Benefit applicants - '75% fit to work or drop claims'
Three-quarters of people who apply for sickness benefit were found fit to work or drop their claims before they are completed, the government says.
Figures show 887,300 of 1,175,700 people applying for employment and support allowance (ESA) between October 2008 and August 2010 failed to qualify.
Fitness to work tests are being changed following criticism from mental health groups and an independent review.
About 40% of applicants' appeals against rulings have been successful.'Clear evidence'
People claiming ESA - which replaced incapacity benefit - for the first time now have to go through a face-to-face test, the Work Capability Assessment, which was introduced under the previous Labour government.
The test is also in the process of being rolled out to 2.6 million people who were already claiming disability benefits.
The real significance of today's figures - showing three-quarters of new claims for sickness benefit are rejected - is how far they are replicated as the government tests those already on employment support allowance (ESA).
The view in government circles is that, given the right support, many of the more than two million claimants on ESA can work, and that in an era of computers and modern technology there should be jobs which people with minor disabilities can perform.
Ministers argue this is not just about saving money, it's also about trying to tackle inter-generational poverty by ensuring families are not abandoned on sickness benefits but helped back into work. And yet successive governments have tried and failed.
Indeed the number of claimants on sickness benefits has hardly fallen over the past 20 years - even when the economy was booming.
Ministers hope this time it will be different. The real challenge they face though is that they're trying to move people off ESA and back into work when there just aren't many jobs around.
Department for Work and Pensions figures for people applying for ESA between 27 October 2008 and 31 August 2010 show that of the 887,300 people who failed to qualify for assistance, 39% were judged fit to work, while 36% abandoned their claim - for example because their illness was short term.
Only 6% of claims - 73,500 people - were considered to be entitled to full ESA support.
Employment minister Chris Grayling said the figures showed how important it was to reassess people who were still on the old incapacity benefit.
"We now know very clearly that the vast majority of new claimants for sickness benefits are in fact able to return to work.
"That's why we are turning our attention to existing claimants, who were simply abandoned on benefits.
"That's why we are reassessing all of those claimants, and launching the work programme to provide specialist back to work support," he said.
He said those who could not work would get "unconditional support" but for other it was "right and proper that they start back on the road to employment".
The Work Capability Assessment involves a "functional health assessment" of someone's ability to work, rather than the previous "diagnostic medical assessment" by a GP or specialist, focusing on particular conditions.
It determines whether applicants are entitled to the highest rate of ESA - for those deemed unable to work due to sickness or disability, or are considered "fit for work" - in which case they are put on Jobseeker's Allowance instead.

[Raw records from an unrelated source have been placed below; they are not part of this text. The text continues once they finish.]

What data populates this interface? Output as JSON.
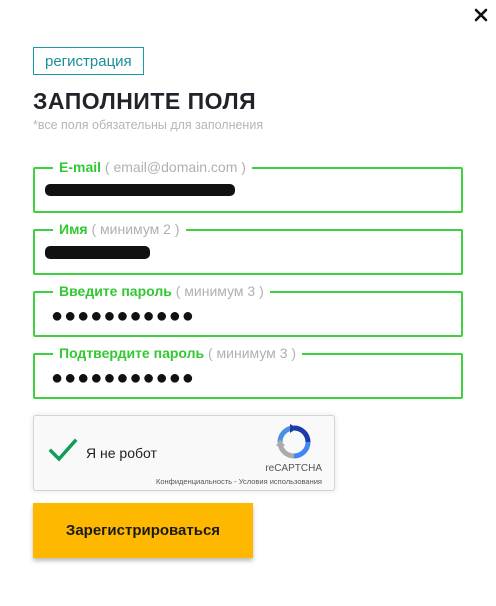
{
  "tab": {
    "label": "регистрация"
  },
  "heading": "ЗАПОЛНИТЕ ПОЛЯ",
  "note": "*все поля обязательны для заполнения",
  "fields": [
    {
      "label": "E-mail",
      "hint": " ( email@domain.com )",
      "value_masked": true
    },
    {
      "label": "Имя",
      "hint": " ( минимум 2 )",
      "value_masked": true
    },
    {
      "label": "Введите пароль",
      "hint": " ( минимум 3 )",
      "value": "●●●●●●●●●●●"
    },
    {
      "label": "Подтвердите пароль",
      "hint": " ( минимум 3 )",
      "value": "●●●●●●●●●●●"
    }
  ],
  "captcha": {
    "label": "Я не робот",
    "checked": true,
    "brand": "reCAPTCHA",
    "privacy": "Конфиденциальность",
    "separator": " - ",
    "terms": "Условия использования"
  },
  "submit_label": "Зарегистрироваться",
  "icons": {
    "close": "close-icon",
    "check": "checkmark-icon",
    "recaptcha": "recaptcha-logo-icon"
  },
  "colors": {
    "accent_green": "#3fd13f",
    "tab_teal": "#1a9aa3",
    "button_yellow": "#ffb800"
  }
}
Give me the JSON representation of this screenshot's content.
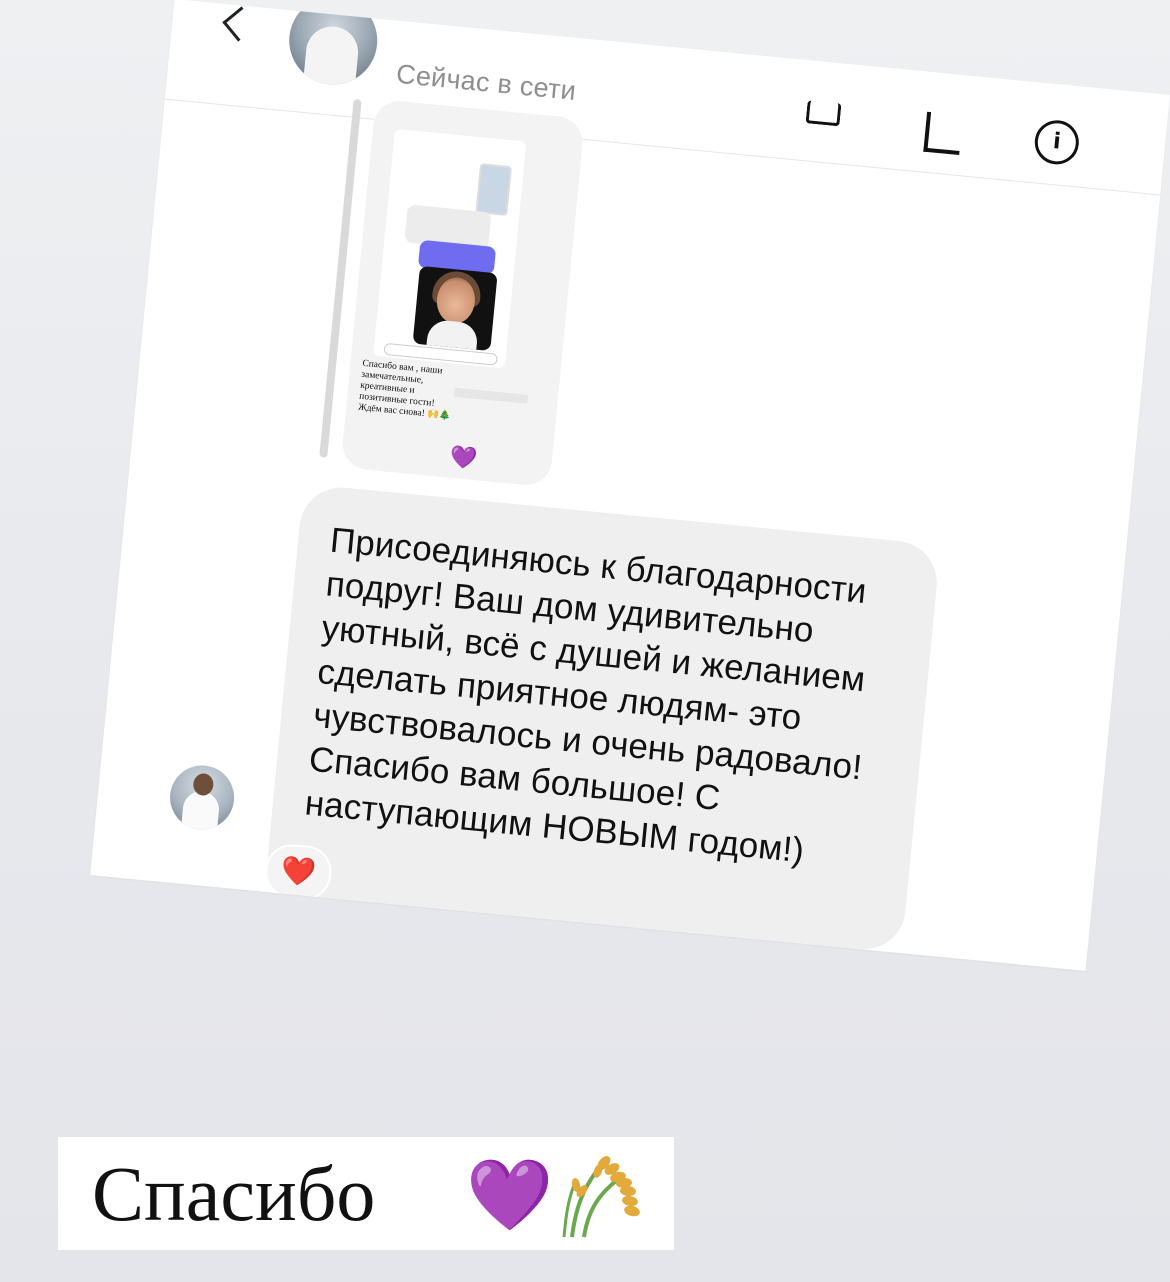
{
  "header": {
    "status": "Сейчас в сети",
    "info_glyph": "i"
  },
  "shared_post": {
    "caption": "Спасибо вам , наши\nзамечательные,\nкреативные и\nпозитивные гости!\nЖдём вас снова! 🙌🎄",
    "heart": "💜"
  },
  "message": {
    "text": "Присоединяюсь к благодарности подруг! Ваш дом удивительно уютный, всё с душей и желанием сделать приятное людям- это чувствовалось и очень радовало! Спасибо вам большое! С наступающим НОВЫМ годом!)",
    "reaction": "❤️"
  },
  "footer": {
    "thanks_text": "Спасибо",
    "heart": "💜"
  },
  "icons": [
    "back-icon",
    "video-call-icon",
    "phone-icon",
    "info-icon",
    "wheat-icon"
  ],
  "colors": {
    "bubble_gray": "#efefef",
    "purple_heart": "#9b4de4",
    "red_heart": "#e0242e",
    "status_gray": "#8e8e8e"
  }
}
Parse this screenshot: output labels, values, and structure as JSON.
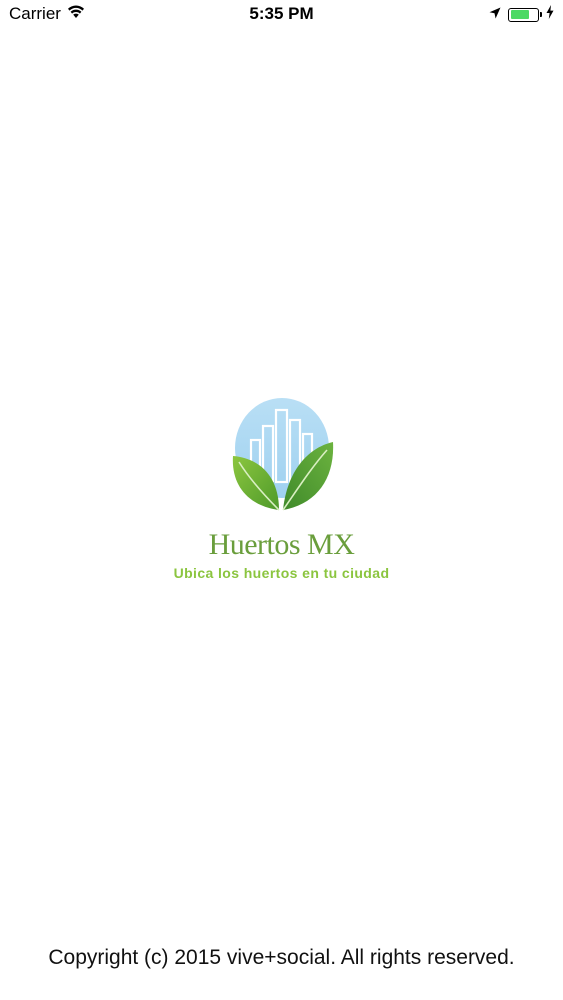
{
  "status_bar": {
    "carrier": "Carrier",
    "time": "5:35 PM",
    "icons": [
      "wifi-icon",
      "location-arrow-icon",
      "battery-icon",
      "charging-bolt-icon"
    ],
    "battery_level": 0.75,
    "battery_color": "#4cd964"
  },
  "splash": {
    "brand_name": "Huertos MX",
    "tagline": "Ubica los huertos en tu ciudad",
    "brand_color": "#6a9e3c",
    "tagline_color": "#8bc53f",
    "logo_icon": "leaves-city-logo-icon"
  },
  "footer": {
    "copyright": "Copyright (c) 2015 vive+social. All rights reserved."
  }
}
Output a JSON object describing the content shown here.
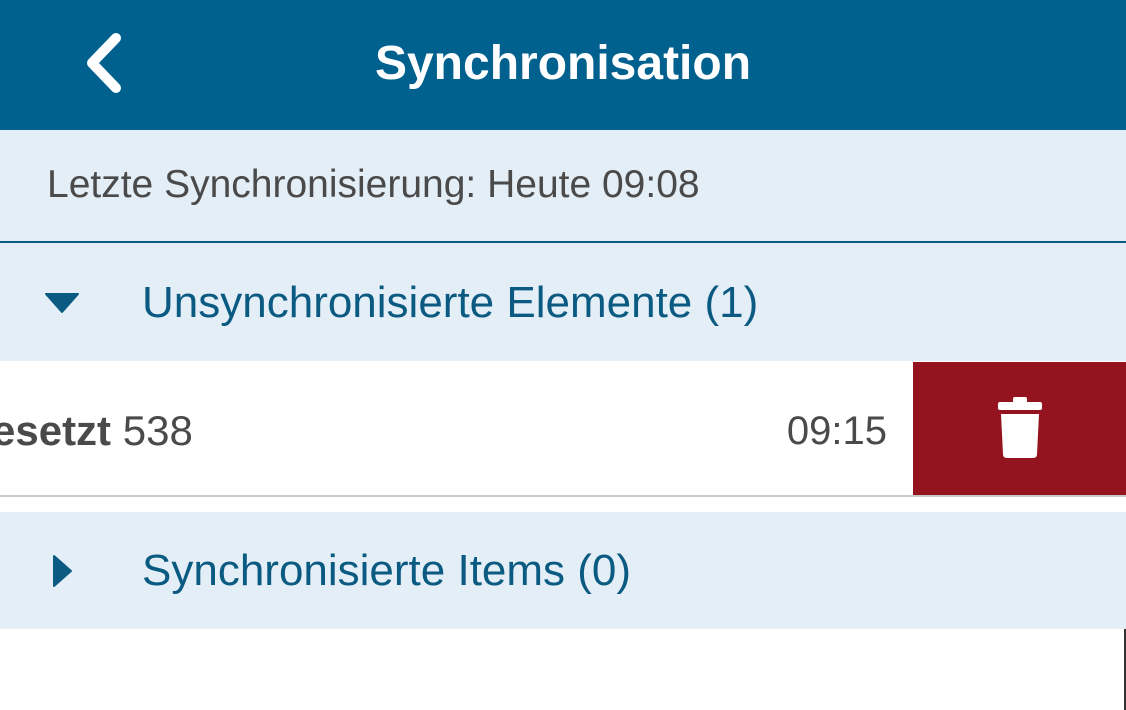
{
  "header": {
    "title": "Synchronisation",
    "back_icon": "chevron-left-icon",
    "background_color": "#00608e"
  },
  "last_sync": {
    "text": "Letzte Synchronisierung: Heute 09:08"
  },
  "sections": {
    "unsynced": {
      "label": "Unsynchronisierte Elemente (1)",
      "expanded": true,
      "icon": "caret-down-icon",
      "items": [
        {
          "title_bold": "esetzt",
          "title_number": "538",
          "time": "09:15",
          "delete_icon": "trash-icon"
        }
      ]
    },
    "synced": {
      "label": "Synchronisierte Items (0)",
      "expanded": false,
      "icon": "caret-right-icon"
    }
  },
  "colors": {
    "accent": "#0a5a82",
    "section_background": "#e4eef7",
    "delete": "#93141f"
  }
}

It can also place applicants into a "work related activity group", where they will be expected to take steps to prepare themselves for work.
But the assessment has proved controversial and its rulings have prompted tens of thousands of appeals. An independent report found that the numbers of rulings overturned on appeal since the test was introduced had been "consistently around 40%".
The test was changed after criticism from mental health campaigners and an independent review of the system in November 2010.
The Harrington review recommended mental health experts be present in all assessment centres to ensure full understanding of individual conditions, more support for those being assessed and better communication of what the test entails.
The government accepted all the recommendations and says they will be implemented by the summer.
But mental health charity Mind has said it fears the assessments are still "unfit for purpose and will have a detrimental impact on people with mental health problems".